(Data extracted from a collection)
════════════════
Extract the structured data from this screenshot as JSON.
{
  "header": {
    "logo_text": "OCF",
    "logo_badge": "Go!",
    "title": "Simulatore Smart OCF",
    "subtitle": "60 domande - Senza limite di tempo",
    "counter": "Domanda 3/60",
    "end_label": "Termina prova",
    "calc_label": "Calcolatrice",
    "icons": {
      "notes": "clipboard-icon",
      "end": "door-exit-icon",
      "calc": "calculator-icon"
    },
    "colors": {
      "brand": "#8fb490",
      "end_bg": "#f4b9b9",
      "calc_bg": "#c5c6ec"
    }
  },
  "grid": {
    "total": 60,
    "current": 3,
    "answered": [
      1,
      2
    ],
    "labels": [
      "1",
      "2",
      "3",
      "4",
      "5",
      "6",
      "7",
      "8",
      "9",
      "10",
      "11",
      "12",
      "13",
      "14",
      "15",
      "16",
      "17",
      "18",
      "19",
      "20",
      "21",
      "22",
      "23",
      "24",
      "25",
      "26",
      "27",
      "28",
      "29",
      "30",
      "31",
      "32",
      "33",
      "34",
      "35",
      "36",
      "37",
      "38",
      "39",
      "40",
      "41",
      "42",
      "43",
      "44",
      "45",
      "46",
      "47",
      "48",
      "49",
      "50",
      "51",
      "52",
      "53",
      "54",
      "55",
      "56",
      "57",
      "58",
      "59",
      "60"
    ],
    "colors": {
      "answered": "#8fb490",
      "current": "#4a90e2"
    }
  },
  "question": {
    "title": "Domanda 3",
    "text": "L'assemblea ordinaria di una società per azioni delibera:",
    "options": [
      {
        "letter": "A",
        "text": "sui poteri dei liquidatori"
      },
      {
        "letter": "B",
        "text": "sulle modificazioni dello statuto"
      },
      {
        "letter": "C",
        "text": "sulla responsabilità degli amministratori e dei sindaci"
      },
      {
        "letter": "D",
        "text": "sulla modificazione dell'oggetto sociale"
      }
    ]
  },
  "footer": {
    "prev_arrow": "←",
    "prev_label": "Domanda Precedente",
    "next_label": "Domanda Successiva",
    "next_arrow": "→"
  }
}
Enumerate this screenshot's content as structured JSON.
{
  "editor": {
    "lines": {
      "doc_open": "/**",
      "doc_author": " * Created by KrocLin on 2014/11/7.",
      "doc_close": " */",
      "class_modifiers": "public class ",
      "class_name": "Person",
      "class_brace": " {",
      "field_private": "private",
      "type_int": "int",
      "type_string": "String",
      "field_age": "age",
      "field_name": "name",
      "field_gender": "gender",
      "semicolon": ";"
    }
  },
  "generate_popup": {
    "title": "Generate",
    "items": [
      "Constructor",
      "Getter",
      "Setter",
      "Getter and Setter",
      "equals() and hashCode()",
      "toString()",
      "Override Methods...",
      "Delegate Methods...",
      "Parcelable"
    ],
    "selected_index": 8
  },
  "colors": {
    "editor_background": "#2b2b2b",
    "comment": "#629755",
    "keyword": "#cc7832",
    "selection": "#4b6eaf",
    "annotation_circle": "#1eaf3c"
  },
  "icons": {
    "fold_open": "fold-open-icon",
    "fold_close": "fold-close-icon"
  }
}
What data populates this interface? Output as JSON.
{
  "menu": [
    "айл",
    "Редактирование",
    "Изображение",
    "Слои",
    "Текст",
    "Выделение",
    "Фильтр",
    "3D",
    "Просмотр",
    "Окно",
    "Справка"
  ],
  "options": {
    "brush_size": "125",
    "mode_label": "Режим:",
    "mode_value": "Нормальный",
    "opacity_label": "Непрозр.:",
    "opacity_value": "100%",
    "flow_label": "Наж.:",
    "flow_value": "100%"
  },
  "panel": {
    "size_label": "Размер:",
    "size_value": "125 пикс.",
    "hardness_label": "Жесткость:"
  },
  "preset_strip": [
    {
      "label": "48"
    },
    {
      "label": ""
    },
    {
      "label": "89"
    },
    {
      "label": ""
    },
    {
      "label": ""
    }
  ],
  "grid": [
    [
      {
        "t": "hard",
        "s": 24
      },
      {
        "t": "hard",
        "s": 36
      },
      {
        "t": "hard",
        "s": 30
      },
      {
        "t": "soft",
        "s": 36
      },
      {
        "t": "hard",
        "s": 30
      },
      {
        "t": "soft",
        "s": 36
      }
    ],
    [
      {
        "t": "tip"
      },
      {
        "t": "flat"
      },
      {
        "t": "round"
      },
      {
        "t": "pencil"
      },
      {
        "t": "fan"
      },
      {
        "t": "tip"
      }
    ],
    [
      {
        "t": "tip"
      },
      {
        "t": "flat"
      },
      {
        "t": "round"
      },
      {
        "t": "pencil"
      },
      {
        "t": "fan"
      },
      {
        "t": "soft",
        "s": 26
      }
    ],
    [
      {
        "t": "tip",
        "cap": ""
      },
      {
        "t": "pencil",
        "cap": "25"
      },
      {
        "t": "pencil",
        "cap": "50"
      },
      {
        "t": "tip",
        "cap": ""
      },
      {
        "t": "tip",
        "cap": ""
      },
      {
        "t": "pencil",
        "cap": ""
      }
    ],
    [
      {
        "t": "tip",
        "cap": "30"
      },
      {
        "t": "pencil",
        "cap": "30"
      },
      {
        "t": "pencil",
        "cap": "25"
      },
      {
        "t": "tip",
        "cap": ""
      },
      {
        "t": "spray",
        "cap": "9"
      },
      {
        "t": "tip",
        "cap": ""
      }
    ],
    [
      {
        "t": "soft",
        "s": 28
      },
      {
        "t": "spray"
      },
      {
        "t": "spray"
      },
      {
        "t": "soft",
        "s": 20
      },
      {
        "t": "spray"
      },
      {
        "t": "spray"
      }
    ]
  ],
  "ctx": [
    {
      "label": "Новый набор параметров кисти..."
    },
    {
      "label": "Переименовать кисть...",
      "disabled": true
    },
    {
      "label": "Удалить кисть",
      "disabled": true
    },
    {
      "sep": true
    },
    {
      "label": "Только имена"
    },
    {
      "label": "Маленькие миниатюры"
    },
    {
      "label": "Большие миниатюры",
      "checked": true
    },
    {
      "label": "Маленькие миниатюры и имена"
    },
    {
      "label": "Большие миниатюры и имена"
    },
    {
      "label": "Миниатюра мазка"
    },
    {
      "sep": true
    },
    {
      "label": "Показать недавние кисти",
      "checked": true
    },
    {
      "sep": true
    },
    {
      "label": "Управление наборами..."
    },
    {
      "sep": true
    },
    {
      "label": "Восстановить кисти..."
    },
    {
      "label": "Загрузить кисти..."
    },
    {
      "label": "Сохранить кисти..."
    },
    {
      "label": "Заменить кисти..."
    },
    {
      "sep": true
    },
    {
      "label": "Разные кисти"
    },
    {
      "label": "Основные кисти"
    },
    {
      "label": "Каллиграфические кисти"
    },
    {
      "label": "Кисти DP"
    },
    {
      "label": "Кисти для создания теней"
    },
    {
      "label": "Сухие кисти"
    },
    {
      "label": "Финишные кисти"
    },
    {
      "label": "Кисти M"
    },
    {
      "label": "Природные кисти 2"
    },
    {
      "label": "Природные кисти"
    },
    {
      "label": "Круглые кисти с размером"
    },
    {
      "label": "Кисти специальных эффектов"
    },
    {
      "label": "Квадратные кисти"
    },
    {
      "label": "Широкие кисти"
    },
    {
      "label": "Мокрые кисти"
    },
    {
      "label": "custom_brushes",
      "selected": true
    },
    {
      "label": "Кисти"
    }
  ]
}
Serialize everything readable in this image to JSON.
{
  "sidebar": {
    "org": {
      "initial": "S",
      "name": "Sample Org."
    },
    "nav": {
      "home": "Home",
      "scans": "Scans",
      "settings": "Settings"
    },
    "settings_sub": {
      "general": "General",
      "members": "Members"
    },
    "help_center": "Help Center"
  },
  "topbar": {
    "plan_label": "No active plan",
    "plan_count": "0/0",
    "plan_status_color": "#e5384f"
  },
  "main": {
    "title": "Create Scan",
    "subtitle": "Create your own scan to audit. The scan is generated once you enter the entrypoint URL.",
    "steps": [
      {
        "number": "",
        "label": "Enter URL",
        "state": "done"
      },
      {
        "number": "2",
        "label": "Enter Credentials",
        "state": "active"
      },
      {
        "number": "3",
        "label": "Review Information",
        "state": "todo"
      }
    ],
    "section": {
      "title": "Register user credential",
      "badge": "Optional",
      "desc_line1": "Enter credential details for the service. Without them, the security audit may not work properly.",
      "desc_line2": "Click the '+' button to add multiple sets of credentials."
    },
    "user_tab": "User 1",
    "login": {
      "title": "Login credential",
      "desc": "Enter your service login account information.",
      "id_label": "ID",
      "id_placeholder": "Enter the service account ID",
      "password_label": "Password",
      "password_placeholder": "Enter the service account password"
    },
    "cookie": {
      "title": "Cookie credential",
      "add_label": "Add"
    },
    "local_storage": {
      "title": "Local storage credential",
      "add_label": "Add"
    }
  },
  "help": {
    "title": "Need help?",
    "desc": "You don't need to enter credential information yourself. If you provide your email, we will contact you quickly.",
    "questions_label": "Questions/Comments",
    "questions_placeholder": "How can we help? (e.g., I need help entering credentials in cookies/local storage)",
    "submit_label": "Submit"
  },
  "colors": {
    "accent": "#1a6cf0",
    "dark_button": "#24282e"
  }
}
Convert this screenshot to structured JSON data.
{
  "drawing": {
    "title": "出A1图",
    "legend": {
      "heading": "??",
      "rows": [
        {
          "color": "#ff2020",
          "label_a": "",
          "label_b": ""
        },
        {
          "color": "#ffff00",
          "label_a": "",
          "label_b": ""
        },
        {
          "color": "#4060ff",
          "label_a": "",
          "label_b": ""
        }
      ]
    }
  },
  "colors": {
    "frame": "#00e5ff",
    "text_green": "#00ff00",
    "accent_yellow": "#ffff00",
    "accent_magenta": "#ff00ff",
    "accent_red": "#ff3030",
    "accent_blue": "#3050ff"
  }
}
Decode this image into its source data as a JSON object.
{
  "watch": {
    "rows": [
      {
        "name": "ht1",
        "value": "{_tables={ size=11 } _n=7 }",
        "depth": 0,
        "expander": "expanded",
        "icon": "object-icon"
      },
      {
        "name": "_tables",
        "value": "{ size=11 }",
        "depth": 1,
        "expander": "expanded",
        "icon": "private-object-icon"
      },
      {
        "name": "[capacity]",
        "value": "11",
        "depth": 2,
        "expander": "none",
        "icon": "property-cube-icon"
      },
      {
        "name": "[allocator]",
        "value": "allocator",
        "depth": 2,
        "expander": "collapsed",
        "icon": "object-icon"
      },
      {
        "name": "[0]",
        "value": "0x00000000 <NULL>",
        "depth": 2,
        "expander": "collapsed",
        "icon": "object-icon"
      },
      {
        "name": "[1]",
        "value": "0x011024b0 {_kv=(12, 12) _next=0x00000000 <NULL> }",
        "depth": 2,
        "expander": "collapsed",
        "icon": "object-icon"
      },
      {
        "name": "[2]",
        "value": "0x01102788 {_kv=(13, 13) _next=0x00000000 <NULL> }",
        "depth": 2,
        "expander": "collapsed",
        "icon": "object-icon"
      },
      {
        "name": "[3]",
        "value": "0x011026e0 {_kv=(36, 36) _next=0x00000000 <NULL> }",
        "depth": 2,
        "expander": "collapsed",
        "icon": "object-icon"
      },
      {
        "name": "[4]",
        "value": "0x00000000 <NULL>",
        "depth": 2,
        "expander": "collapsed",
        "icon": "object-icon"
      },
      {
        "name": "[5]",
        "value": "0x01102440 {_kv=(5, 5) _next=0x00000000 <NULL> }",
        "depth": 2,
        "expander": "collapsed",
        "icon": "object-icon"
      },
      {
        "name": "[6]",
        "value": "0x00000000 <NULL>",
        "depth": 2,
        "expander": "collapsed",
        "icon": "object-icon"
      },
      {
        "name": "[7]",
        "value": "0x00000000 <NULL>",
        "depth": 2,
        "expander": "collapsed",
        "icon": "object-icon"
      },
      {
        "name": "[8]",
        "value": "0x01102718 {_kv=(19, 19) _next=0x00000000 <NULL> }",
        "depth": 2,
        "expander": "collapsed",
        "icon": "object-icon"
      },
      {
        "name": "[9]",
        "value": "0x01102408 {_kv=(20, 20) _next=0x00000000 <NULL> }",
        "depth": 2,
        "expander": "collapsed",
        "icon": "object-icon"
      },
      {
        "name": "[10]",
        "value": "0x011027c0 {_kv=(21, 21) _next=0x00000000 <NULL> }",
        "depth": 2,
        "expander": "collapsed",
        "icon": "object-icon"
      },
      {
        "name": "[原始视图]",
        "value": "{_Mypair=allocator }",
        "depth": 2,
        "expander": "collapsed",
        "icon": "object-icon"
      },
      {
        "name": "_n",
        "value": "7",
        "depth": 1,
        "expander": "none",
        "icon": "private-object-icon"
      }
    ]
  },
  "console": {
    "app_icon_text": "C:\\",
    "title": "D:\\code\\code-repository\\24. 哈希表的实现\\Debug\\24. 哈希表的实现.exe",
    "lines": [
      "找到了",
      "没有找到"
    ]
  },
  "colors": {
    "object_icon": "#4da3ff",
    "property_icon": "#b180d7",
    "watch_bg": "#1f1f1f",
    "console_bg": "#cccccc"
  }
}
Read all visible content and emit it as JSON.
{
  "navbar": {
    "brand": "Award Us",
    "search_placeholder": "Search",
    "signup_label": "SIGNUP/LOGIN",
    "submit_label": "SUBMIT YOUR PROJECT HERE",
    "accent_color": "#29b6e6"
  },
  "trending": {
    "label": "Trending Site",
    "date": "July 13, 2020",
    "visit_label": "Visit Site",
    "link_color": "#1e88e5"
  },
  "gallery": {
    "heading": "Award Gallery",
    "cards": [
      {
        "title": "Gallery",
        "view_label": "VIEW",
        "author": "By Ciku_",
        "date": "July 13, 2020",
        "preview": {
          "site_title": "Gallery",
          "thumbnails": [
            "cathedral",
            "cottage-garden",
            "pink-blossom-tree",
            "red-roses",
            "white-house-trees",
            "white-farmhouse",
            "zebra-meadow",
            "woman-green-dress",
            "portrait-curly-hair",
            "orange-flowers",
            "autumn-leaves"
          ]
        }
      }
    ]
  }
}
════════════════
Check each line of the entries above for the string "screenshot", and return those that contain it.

Extract the structured data from this screenshot as JSON.
Enumerate this screenshot's content as structured JSON.
Convert this screenshot to structured JSON data.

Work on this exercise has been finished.